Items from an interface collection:
- - -

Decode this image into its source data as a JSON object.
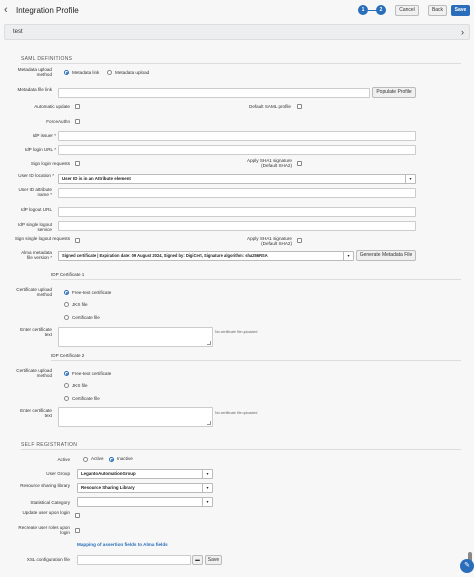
{
  "header": {
    "back_icon": "chevron-left-icon",
    "title": "Integration Profile",
    "steps": [
      "1",
      "2"
    ],
    "cancel_label": "Cancel",
    "back_label": "Back",
    "save_label": "Save",
    "colors": {
      "accent": "#2a6ebb"
    }
  },
  "profile_card": {
    "label": "test",
    "chevron_icon": "chevron-right-icon"
  },
  "saml": {
    "section_title": "SAML DEFINITIONS",
    "metadata_method_label": "Metadata upload method",
    "metadata_method_options": [
      "Metadata link",
      "Metadata upload"
    ],
    "metadata_method_selected": "Metadata link",
    "metadata_link_label": "Metadata file link",
    "metadata_link_value": "",
    "populate_label": "Populate Profile",
    "auto_update_label": "Automatic update",
    "default_saml_label": "Default SAML profile",
    "force_authn_label": "ForceAuthn",
    "idp_issuer_label": "IdP issuer *",
    "idp_login_label": "IdP login URL *",
    "sign_login_label": "Sign login requests",
    "sha1_label": "Apply SHA1 signature (Default SHA2)",
    "user_id_location_label": "User ID location *",
    "user_id_location_value": "User ID is in an Attribute element",
    "user_id_attr_label": "User ID attribute name *",
    "idp_logout_label": "IdP logout URL",
    "idp_single_logout_label": "IdP single logout service",
    "sign_single_logout_label": "Sign single logout requests",
    "sha1_logout_label": "Apply SHA1 signature (Default SHA2)",
    "alma_metadata_label": "Alma metadata file version *",
    "alma_metadata_value": "Signed certificate | Expiration date: 09 August  2024, Signed by: DigiCert, Signature algorithm: sha256RSA",
    "generate_label": "Generate Metadata File"
  },
  "idp_cert_1": {
    "title": "IDP Certificate 1",
    "method_label": "Certificate upload method",
    "options": [
      "Free-text certificate",
      "JKS file",
      "Certificate file"
    ],
    "selected": "Free-text certificate",
    "enter_label": "Enter certificate text",
    "note": "No certificate file uploaded"
  },
  "idp_cert_2": {
    "title": "IDP Certificate 2",
    "method_label": "Certificate upload method",
    "options": [
      "Free-text certificate",
      "JKS file",
      "Certificate file"
    ],
    "selected": "Free-text certificate",
    "enter_label": "Enter certificate text",
    "note": "No certificate file uploaded"
  },
  "self_reg": {
    "section_title": "SELF REGISTRATION",
    "active_label": "Active",
    "active_options": [
      "Active",
      "Inactive"
    ],
    "active_selected": "Inactive",
    "user_group_label": "User Group",
    "user_group_value": "LegantoAutomationGroup",
    "rs_library_label": "Resource sharing library",
    "rs_library_value": "Resource Sharing Library",
    "stat_category_label": "Statistical Category",
    "stat_category_value": "",
    "update_user_label": "Update user upon login",
    "recreate_roles_label": "Recreate user roles upon login",
    "mapping_link": "Mapping of assertion fields to Alma fields",
    "xsl_label": "XSL configuration file",
    "xsl_save_label": "Save",
    "folder_icon": "folder-icon"
  },
  "fab_icon": "chat-icon"
}
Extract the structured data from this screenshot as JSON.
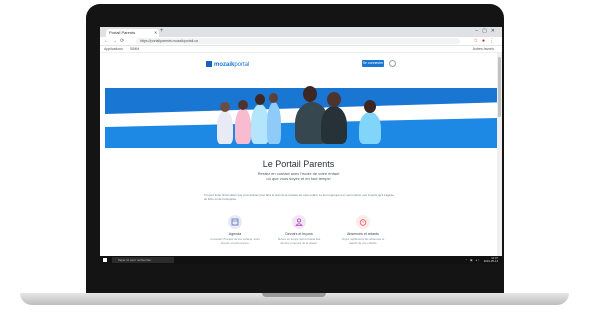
{
  "browser": {
    "tab_title": "Portail Parents",
    "url": "https://portailparents.mozaikportail.ca",
    "bookmarks": [
      "Applications",
      "SIMM"
    ],
    "bookmarks_right": "Autres favoris"
  },
  "site": {
    "logo_brand": "mozaik",
    "logo_suffix": "portal",
    "connect_label": "Se connecter",
    "title": "Le Portail Parents",
    "subtitle_line1": "Restez en contact avec l'école de votre enfant",
    "subtitle_line2": "où que vous soyez et en tout temps!",
    "paragraph": "Trouvez toute l'information que vous désirez pour faire le suivi de la réussite de votre enfant. Le tout regroupé à un seul endroit, peu importe qu'il s'agisse du fiche ou de l'entreprise.",
    "features": [
      {
        "title": "Agenda",
        "desc": "Consultez l'horaire de vos enfants, leurs devoirs et leurs leçons.",
        "color": "#5c6bc0",
        "icon": "calendar-icon"
      },
      {
        "title": "Devoirs et leçons",
        "desc": "Suivez en temps réel le travail des devoirs et leçons de la classe.",
        "color": "#ab47bc",
        "icon": "person-icon"
      },
      {
        "title": "Absences et retards",
        "desc": "Voyez rapidement les absences et retards de vos enfants.",
        "color": "#ef5350",
        "icon": "alarm-icon"
      }
    ]
  },
  "taskbar": {
    "search_placeholder": "Taper ici pour rechercher",
    "time": "11:07",
    "date": "2019-05-14"
  }
}
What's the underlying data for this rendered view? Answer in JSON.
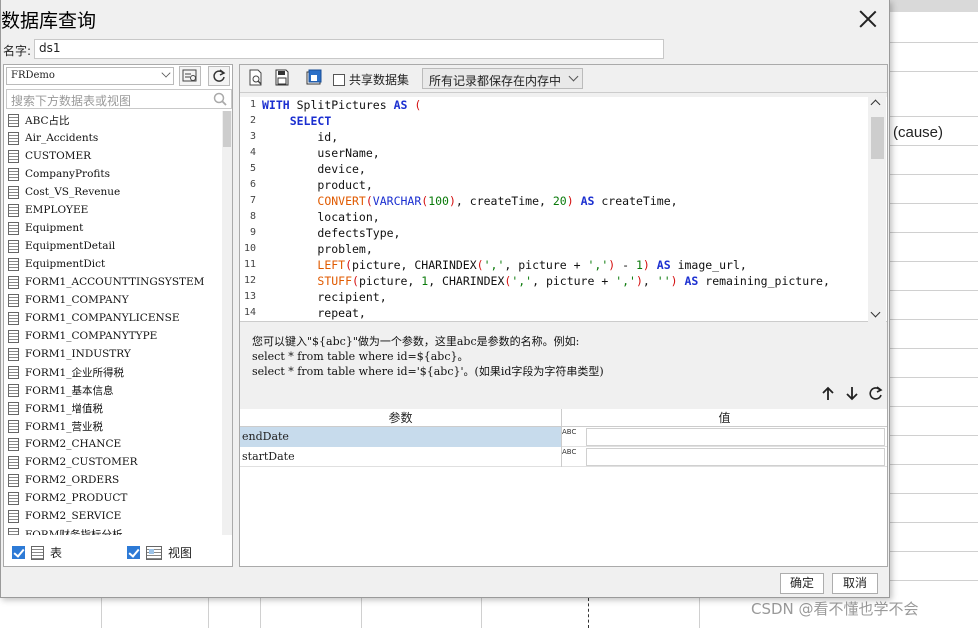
{
  "dialog": {
    "title": "数据库查询",
    "name_label": "名字:",
    "name_value": "ds1",
    "ok_label": "确定",
    "cancel_label": "取消"
  },
  "left": {
    "connection": "FRDemo",
    "search_placeholder": "搜索下方数据表或视图",
    "tables": [
      "ABC占比",
      "Air_Accidents",
      "CUSTOMER",
      "CompanyProfits",
      "Cost_VS_Revenue",
      "EMPLOYEE",
      "Equipment",
      "EquipmentDetail",
      "EquipmentDict",
      "FORM1_ACCOUNTTINGSYSTEM",
      "FORM1_COMPANY",
      "FORM1_COMPANYLICENSE",
      "FORM1_COMPANYTYPE",
      "FORM1_INDUSTRY",
      "FORM1_企业所得税",
      "FORM1_基本信息",
      "FORM1_增值税",
      "FORM1_营业税",
      "FORM2_CHANCE",
      "FORM2_CUSTOMER",
      "FORM2_ORDERS",
      "FORM2_PRODUCT",
      "FORM2_SERVICE",
      "FORM财务指标分析"
    ],
    "show_tables_label": "表",
    "show_views_label": "视图"
  },
  "toolbar": {
    "shared_dataset_label": "共享数据集",
    "storage_option": "所有记录都保存在内存中"
  },
  "sql_lines": [
    "WITH SplitPictures AS (",
    "    SELECT",
    "        id,",
    "        userName,",
    "        device,",
    "        product,",
    "        CONVERT(VARCHAR(100), createTime, 20) AS createTime,",
    "        location,",
    "        defectsType,",
    "        problem,",
    "        LEFT(picture, CHARINDEX(',', picture + ',') - 1) AS image_url,",
    "        STUFF(picture, 1, CHARINDEX(',', picture + ','), '') AS remaining_picture,",
    "        recipient,",
    "        repeat,"
  ],
  "hint": {
    "line1": "您可以键入\"${abc}\"做为一个参数，这里abc是参数的名称。例如:",
    "line2": "select * from table where id=${abc}。",
    "line3": "select * from table where id='${abc}'。(如果id字段为字符串类型)"
  },
  "params": {
    "col_name": "参数",
    "col_value": "值",
    "type_label": "ABC",
    "rows": [
      {
        "name": "endDate",
        "value": ""
      },
      {
        "name": "startDate",
        "value": ""
      }
    ]
  },
  "background": {
    "cell_text": "(cause)",
    "watermark": "CSDN @看不懂也学不会"
  }
}
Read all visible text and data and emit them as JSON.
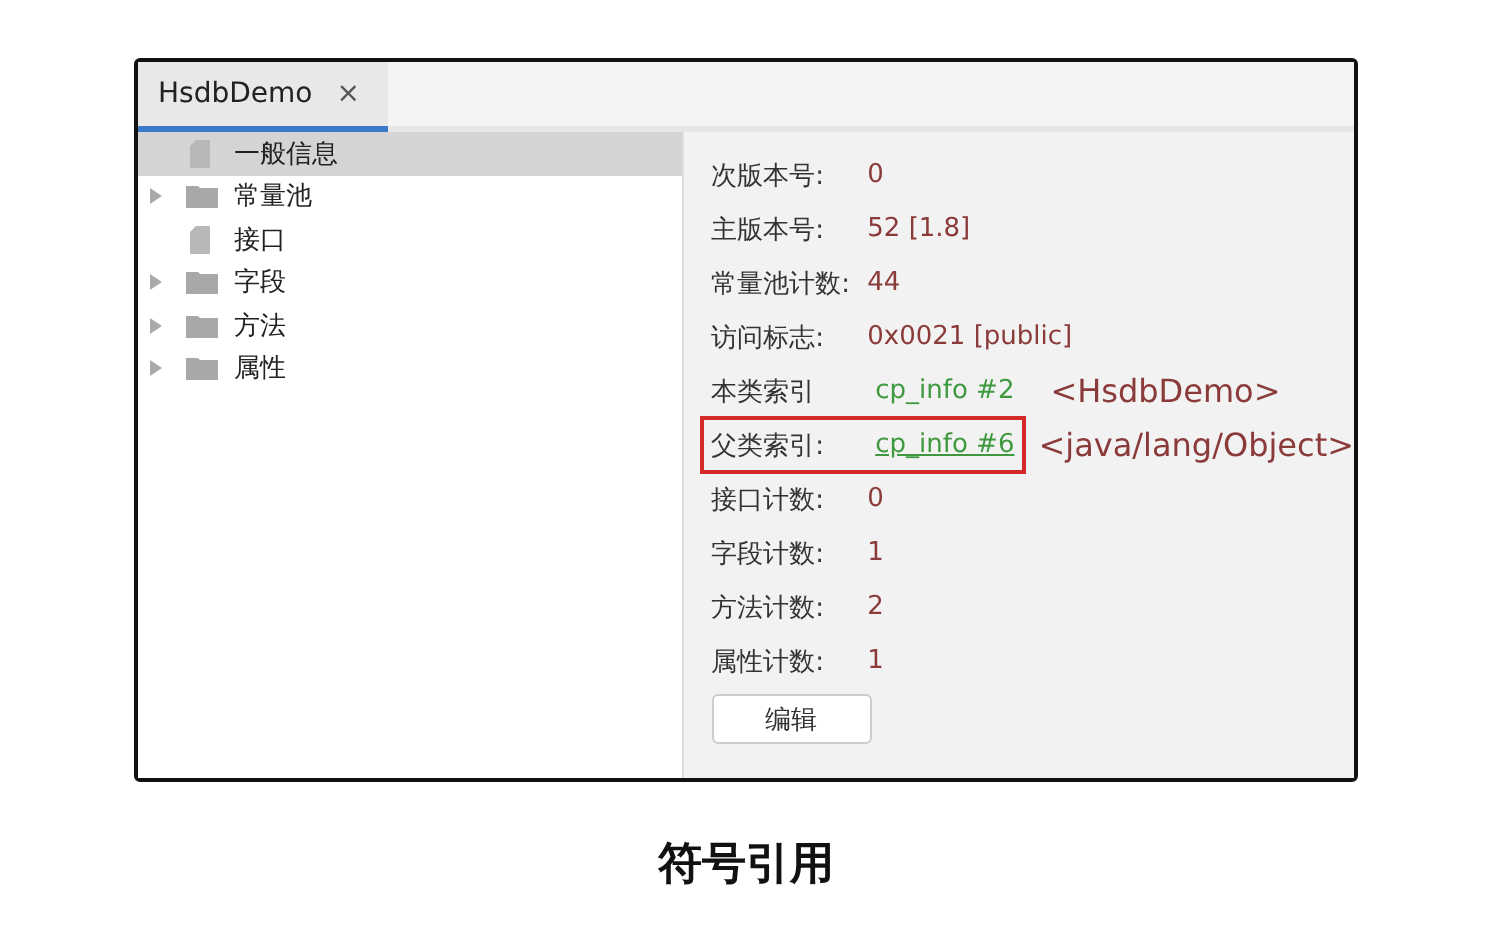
{
  "tabs": [
    {
      "label": "HsdbDemo",
      "close": "×",
      "selected": true
    }
  ],
  "tree": [
    {
      "label": "一般信息",
      "kind": "file",
      "selected": true
    },
    {
      "label": "常量池",
      "kind": "folder",
      "expanded": false,
      "selected": false
    },
    {
      "label": "接口",
      "kind": "file",
      "selected": false
    },
    {
      "label": "字段",
      "kind": "folder",
      "expanded": false,
      "selected": false
    },
    {
      "label": "方法",
      "kind": "folder",
      "expanded": false,
      "selected": false
    },
    {
      "label": "属性",
      "kind": "folder",
      "expanded": false,
      "selected": false
    }
  ],
  "fields": [
    {
      "label": "次版本号:",
      "kind": "text",
      "value": "0",
      "highlighted": false
    },
    {
      "label": "主版本号:",
      "kind": "text",
      "value": "52 [1.8]",
      "highlighted": false
    },
    {
      "label": "常量池计数:",
      "kind": "text",
      "value": "44",
      "highlighted": false
    },
    {
      "label": "访问标志:",
      "kind": "text",
      "value": "0x0021 [public]",
      "highlighted": false
    },
    {
      "label": "本类索引",
      "kind": "link",
      "value": "cp_info #2",
      "extra": "<HsdbDemo>",
      "underlined": false,
      "highlighted": false
    },
    {
      "label": "父类索引:",
      "kind": "link",
      "value": "cp_info #6",
      "extra": "<java/lang/Object>",
      "underlined": true,
      "highlighted": true
    },
    {
      "label": "接口计数:",
      "kind": "text",
      "value": "0",
      "highlighted": false
    },
    {
      "label": "字段计数:",
      "kind": "text",
      "value": "1",
      "highlighted": false
    },
    {
      "label": "方法计数:",
      "kind": "text",
      "value": "2",
      "highlighted": false
    },
    {
      "label": "属性计数:",
      "kind": "text",
      "value": "1",
      "highlighted": false
    }
  ],
  "edit_button": "编辑",
  "caption": "符号引用"
}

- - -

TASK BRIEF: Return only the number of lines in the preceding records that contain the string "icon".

RESPONSE AREA: 7